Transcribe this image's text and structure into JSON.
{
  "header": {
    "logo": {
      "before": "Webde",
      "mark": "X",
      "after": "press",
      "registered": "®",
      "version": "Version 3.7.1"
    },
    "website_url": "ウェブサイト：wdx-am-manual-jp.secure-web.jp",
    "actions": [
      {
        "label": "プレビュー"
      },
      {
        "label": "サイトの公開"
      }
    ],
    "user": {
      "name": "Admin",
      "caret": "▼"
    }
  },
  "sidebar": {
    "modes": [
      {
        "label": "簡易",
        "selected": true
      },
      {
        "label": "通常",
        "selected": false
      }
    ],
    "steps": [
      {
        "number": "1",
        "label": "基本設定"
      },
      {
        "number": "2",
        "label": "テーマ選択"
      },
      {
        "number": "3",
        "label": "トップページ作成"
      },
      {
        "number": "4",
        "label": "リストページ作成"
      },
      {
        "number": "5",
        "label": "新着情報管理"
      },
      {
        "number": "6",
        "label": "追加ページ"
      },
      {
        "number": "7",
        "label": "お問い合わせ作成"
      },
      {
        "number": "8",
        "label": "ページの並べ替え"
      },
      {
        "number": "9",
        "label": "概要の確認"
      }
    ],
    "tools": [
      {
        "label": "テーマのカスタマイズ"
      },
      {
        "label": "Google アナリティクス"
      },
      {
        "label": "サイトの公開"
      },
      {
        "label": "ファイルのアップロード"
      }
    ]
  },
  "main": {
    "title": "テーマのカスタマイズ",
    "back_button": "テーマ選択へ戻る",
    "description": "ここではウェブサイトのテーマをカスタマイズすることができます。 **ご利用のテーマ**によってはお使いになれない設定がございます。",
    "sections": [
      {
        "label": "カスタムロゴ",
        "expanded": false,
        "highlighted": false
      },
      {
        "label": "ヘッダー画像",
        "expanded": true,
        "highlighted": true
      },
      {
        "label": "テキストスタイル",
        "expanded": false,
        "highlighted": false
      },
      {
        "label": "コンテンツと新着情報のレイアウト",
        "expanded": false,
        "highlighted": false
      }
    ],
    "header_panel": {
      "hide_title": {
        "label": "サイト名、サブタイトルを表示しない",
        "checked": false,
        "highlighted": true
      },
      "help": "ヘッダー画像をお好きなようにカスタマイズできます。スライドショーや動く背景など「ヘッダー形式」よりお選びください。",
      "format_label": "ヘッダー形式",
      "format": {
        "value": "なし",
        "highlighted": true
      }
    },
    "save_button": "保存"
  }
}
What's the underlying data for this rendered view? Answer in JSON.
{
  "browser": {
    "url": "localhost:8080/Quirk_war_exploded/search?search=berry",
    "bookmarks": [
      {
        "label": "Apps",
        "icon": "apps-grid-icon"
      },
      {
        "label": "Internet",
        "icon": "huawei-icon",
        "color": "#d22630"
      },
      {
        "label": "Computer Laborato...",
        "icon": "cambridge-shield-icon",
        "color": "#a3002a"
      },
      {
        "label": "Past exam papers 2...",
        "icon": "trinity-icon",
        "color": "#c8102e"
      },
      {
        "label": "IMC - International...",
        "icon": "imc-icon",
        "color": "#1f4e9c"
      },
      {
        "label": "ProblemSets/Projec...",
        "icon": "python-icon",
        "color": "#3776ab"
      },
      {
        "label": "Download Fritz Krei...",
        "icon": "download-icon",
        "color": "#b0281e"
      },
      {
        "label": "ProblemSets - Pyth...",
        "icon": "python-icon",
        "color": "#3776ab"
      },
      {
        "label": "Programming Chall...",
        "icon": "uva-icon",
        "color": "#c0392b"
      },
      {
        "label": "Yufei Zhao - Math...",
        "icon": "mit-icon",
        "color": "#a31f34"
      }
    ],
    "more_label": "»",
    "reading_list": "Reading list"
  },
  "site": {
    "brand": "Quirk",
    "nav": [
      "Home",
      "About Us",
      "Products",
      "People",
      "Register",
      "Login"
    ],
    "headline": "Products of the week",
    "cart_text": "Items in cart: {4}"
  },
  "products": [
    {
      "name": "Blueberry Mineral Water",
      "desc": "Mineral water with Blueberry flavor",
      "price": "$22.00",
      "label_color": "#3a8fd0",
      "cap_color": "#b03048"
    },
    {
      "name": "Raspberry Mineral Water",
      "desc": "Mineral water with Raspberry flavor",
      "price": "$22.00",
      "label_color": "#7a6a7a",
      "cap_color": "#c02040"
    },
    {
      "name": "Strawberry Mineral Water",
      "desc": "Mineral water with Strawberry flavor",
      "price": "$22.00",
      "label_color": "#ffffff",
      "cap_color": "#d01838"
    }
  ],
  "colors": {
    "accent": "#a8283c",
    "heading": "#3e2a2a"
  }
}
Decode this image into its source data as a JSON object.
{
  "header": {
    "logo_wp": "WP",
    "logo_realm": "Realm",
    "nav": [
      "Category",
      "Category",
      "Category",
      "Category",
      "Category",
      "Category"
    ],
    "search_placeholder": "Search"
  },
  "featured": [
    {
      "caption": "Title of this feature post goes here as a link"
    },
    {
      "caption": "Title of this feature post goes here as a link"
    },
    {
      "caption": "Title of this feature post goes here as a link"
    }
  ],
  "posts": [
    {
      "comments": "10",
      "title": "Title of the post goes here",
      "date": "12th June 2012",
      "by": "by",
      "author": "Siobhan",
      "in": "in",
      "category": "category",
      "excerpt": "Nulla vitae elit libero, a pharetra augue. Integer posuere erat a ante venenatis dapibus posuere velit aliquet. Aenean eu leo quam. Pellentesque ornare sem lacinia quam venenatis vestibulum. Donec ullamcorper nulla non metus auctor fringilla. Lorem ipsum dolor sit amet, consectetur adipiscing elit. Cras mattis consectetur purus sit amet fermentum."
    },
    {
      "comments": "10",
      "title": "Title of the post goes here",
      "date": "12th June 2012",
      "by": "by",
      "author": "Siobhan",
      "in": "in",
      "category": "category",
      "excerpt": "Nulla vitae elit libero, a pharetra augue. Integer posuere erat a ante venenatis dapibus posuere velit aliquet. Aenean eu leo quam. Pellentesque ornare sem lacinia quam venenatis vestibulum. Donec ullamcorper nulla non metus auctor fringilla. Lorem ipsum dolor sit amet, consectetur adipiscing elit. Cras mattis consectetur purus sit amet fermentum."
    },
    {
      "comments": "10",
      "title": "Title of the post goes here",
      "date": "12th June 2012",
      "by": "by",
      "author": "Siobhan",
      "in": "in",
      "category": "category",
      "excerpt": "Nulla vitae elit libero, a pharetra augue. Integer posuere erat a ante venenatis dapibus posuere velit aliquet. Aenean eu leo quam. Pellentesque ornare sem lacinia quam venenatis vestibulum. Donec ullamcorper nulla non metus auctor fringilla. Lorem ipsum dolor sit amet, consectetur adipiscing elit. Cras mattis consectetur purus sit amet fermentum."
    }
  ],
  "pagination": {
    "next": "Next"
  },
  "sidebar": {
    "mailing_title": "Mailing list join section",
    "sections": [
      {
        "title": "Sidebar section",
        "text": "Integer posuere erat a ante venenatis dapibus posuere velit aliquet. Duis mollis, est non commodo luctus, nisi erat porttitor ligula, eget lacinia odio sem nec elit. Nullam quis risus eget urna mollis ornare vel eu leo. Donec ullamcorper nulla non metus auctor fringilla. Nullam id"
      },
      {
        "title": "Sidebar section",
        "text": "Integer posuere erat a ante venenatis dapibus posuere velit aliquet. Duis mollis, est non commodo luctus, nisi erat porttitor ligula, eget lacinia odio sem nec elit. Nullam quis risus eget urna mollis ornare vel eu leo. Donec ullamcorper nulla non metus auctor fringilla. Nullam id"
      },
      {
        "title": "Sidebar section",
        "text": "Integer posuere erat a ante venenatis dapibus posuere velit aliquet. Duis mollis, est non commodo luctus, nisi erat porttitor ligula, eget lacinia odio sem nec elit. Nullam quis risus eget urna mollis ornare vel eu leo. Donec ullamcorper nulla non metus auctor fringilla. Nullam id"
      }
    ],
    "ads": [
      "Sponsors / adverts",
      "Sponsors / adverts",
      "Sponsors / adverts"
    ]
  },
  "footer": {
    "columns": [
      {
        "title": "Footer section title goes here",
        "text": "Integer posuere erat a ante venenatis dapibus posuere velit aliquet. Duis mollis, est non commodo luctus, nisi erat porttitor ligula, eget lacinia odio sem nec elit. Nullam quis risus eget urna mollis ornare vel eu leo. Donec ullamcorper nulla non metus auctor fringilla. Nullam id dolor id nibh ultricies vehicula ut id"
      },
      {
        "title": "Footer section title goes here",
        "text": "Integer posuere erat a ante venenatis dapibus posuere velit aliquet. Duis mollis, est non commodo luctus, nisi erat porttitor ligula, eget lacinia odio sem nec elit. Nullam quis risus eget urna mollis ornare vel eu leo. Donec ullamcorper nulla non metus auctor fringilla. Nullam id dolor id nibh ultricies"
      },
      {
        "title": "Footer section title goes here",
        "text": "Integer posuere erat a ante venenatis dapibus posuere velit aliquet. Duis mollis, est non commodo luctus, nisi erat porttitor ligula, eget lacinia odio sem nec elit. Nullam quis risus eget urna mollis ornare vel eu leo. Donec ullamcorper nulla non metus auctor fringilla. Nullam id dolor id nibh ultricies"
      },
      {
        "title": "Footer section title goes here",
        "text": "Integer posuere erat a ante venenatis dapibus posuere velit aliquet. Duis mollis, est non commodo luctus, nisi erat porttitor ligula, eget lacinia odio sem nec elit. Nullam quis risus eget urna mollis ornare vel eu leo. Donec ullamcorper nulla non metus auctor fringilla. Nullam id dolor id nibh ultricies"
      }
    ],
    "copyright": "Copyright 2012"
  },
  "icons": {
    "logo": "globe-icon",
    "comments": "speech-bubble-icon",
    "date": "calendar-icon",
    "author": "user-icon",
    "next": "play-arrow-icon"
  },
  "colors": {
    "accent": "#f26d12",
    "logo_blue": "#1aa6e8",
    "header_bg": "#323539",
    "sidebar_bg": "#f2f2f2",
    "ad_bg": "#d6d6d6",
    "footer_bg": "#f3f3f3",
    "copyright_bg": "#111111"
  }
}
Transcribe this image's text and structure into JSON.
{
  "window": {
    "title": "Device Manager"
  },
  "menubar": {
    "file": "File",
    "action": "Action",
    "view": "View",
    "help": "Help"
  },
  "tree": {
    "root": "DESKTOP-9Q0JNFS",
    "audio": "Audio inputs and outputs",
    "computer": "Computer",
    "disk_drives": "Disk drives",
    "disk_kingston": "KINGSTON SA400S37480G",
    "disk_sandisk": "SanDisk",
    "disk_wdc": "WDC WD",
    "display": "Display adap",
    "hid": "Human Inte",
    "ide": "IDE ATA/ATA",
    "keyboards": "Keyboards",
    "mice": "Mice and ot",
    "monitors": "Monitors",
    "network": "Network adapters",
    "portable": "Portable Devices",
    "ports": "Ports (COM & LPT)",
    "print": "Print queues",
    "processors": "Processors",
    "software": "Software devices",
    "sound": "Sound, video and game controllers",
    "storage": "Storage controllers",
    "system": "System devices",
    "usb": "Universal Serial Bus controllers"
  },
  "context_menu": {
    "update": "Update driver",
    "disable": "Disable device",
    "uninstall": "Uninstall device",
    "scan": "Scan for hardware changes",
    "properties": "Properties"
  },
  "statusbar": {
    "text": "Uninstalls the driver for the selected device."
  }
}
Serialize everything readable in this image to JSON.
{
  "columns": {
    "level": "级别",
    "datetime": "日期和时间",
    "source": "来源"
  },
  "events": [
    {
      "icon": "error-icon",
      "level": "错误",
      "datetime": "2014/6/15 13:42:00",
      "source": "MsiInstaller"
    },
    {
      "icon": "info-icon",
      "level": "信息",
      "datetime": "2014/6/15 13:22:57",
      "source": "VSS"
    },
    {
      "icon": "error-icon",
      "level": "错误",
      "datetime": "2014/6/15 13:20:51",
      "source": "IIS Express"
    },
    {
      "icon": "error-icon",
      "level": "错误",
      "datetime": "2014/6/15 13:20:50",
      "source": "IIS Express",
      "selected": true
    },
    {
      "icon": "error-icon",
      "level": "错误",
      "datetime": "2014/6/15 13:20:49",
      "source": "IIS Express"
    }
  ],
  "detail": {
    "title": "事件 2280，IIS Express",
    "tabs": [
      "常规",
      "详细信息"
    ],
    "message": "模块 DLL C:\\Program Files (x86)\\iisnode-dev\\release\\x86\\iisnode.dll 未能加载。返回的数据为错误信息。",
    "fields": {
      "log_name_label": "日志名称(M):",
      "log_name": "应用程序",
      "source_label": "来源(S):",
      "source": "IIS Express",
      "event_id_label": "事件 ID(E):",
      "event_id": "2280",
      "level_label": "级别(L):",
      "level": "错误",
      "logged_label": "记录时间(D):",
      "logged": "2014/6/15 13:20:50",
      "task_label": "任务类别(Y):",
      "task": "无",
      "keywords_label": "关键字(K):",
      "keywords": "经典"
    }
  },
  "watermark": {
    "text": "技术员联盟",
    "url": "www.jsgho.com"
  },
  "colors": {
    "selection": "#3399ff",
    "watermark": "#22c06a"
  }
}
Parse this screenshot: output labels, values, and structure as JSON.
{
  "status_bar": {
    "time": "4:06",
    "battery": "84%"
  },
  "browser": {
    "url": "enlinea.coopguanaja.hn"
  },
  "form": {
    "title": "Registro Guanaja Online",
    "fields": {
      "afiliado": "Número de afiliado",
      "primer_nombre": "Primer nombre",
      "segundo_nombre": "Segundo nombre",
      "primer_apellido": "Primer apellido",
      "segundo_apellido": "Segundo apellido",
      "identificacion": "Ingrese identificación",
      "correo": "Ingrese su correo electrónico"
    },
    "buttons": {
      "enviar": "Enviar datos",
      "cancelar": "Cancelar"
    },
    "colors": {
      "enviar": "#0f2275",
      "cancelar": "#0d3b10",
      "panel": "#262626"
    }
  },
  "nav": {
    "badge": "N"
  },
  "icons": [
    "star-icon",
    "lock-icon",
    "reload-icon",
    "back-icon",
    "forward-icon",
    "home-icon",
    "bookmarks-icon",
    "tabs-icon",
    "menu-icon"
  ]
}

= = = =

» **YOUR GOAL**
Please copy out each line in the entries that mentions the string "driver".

» **TASK OUTPUT**
    "update": "Update driver",
    "text": "Uninstalls the driver for the selected device."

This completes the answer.